-- Opening Marker --
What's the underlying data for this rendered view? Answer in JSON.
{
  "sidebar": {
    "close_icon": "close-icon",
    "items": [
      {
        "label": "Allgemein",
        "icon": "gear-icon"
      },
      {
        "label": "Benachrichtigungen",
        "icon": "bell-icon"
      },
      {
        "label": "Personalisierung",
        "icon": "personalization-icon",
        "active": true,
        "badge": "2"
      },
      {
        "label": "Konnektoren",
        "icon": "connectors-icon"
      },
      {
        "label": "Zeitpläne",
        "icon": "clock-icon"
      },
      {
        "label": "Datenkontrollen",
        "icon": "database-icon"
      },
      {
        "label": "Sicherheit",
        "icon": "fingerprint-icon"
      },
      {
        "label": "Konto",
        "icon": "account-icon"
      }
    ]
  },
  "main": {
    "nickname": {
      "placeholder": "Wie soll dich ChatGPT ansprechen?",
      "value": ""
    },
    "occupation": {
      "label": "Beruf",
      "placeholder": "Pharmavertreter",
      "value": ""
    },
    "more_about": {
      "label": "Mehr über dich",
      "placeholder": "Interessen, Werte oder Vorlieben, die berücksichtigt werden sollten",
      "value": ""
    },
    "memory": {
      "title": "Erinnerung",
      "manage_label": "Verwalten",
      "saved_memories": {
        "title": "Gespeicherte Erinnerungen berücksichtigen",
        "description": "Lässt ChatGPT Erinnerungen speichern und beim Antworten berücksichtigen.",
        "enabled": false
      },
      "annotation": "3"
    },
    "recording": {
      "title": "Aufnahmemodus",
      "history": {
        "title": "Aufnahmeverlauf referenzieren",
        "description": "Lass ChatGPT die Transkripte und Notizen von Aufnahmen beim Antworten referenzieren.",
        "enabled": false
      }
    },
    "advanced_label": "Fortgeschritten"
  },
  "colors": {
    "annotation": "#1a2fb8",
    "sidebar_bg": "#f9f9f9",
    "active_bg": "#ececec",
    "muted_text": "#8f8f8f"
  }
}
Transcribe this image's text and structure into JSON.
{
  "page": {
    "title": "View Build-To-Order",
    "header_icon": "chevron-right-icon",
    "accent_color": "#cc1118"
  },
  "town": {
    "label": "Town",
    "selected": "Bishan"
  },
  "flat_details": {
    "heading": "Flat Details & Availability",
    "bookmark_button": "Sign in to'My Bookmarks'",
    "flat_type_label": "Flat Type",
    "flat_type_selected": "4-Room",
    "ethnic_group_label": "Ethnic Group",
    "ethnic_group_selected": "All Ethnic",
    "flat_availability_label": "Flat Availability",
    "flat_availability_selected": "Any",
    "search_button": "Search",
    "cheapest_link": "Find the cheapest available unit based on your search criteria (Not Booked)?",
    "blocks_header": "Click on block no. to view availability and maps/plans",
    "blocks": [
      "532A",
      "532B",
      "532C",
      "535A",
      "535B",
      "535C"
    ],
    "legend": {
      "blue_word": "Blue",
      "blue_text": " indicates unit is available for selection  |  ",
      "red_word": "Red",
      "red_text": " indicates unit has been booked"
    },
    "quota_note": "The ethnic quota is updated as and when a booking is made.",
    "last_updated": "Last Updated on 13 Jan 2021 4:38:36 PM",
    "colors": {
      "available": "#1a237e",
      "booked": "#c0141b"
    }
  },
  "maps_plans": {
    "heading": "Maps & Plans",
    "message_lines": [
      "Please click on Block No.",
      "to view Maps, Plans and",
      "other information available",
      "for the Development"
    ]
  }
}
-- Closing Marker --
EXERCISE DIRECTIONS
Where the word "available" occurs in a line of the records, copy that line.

RESPONSE BELOW
    "cheapest_link": "Find the cheapest available unit based on your search criteria (Not Booked)?",
      "blue_text": " indicates unit is available for selection  |  ",
      "available": "#1a237e",
      "other information available",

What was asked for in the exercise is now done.